My last post, The Tale of Two Gloede’s of Wisconsin . I introduced my husband’s 2nd Great Grandfather, Theodore Gloede.
In 1900, Fred Gloede was living in Oshkosh Ward 13, Winnebago County. Wisconsin with his wife Saraphrena and his children, Rose, Lydia and Leona along with his “father” Theodore Gloede.
In the 1900 Census, we learn that Fred was born in Dec 1866 in Germany. That he immigrated in 1885.
However, one short year later, Theodore died and in his obituary Fred is referenced as his Step-son.
This at first did not make sense to me; however I did not know the wedding date of Theodore and his wife Maria until recently. In my last blog, I shared their marriage record which shows that they were married on 18 Dec 1877, 11 years before Fred’s birth. Thus, Fred might not actually be a Gloede.

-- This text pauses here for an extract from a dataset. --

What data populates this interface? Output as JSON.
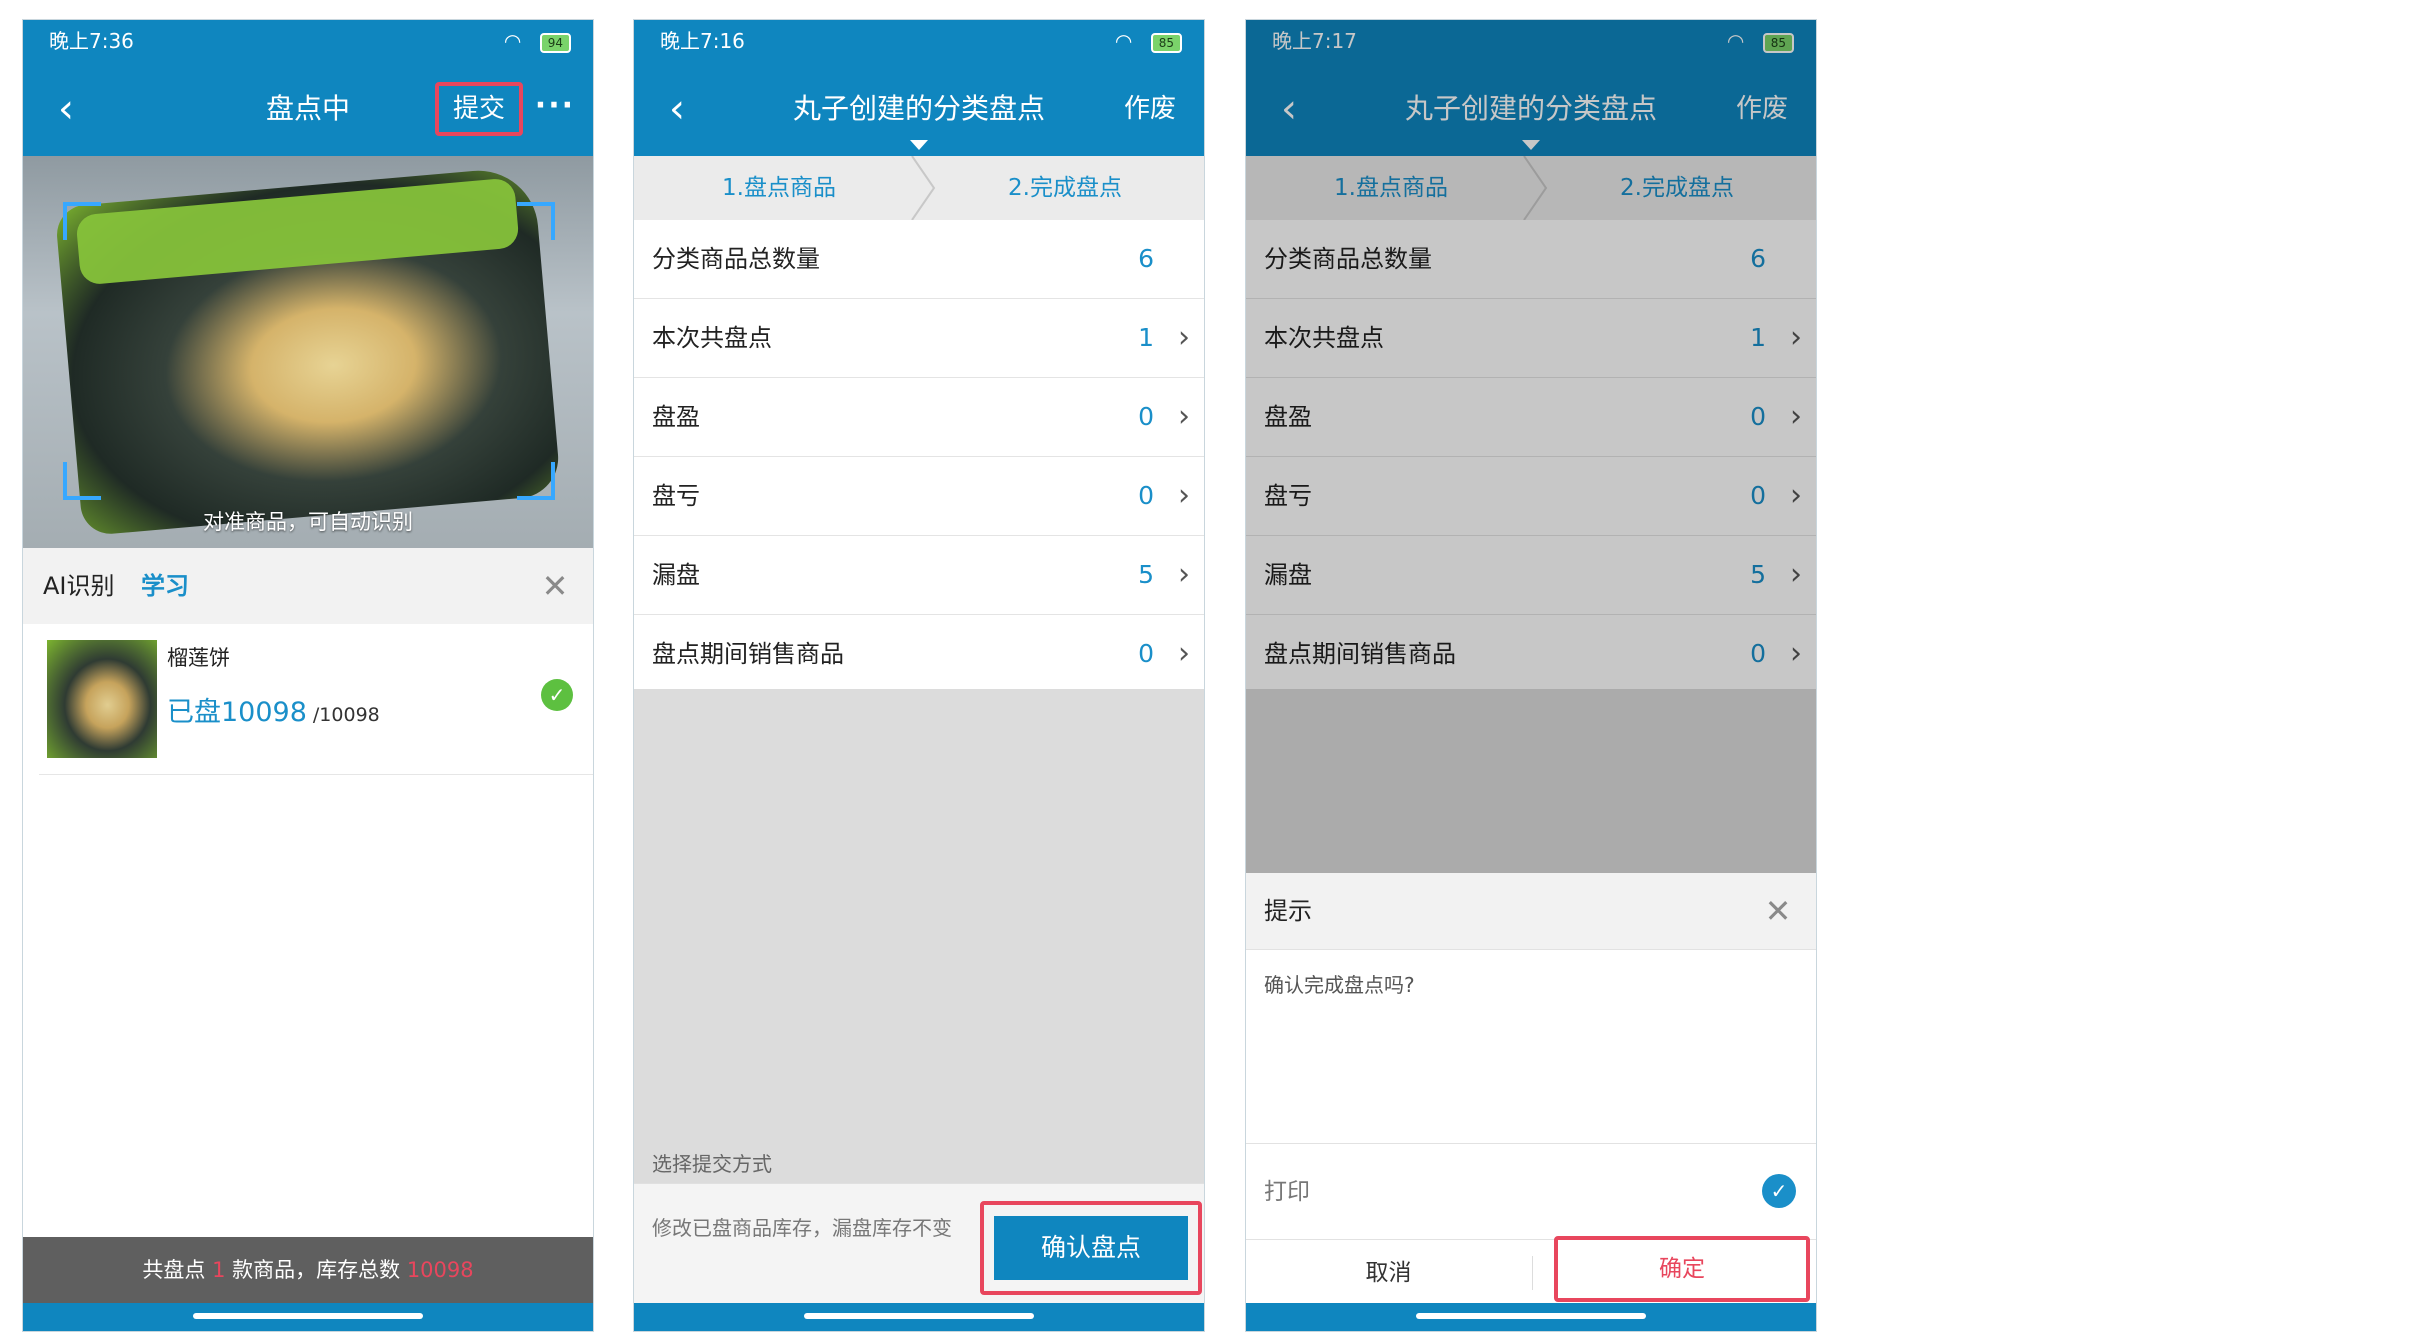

I also found a passenger list for a 17 year old Fritz Neubecker who arrived on 6 Oct 1884, a young man who’s date of birth would be around 1866-67.
Fred’s Naturalization record shows his birth date of 1866 and that his year of arrival is 1884. Interesting how this matches the passenger list found for Fritz Neubecker.
This leads me to believe that Fred is not Theodore’s biological son but the illegitimate son of Marie Neubecker who would have been 19-20 years old at the time of Fred’s birth. I have found no direct evidence that clearly states this fact. Our only recourse might be to use DNA to help solve this mystery.
One method is to use YDNA and compare a direct male descendant of Fred Gloede to a direct male descendant of a brother of Theodore or one of his Uncles. Actually any direct male descendant from a male relative of Theodore who shares the Gloede surname. It just can’t be through any of Theodore's other male sons, since their mother might also be Marie Neubecker.
A harder method is to use Autosomal DNA and to compare descendants of Fred Gloede to descendants of the siblings of Theodore or descendants of his parent’s siblings. The relationship might be close enough to allow this type of testing, however the amount of DNA still left in the descendants might be quite small and numerous testers may be required to get a confirmation of the relationship. Of course if there is no relationship, it won’t matter the number of testers used because all of them will come back negative. YIKES!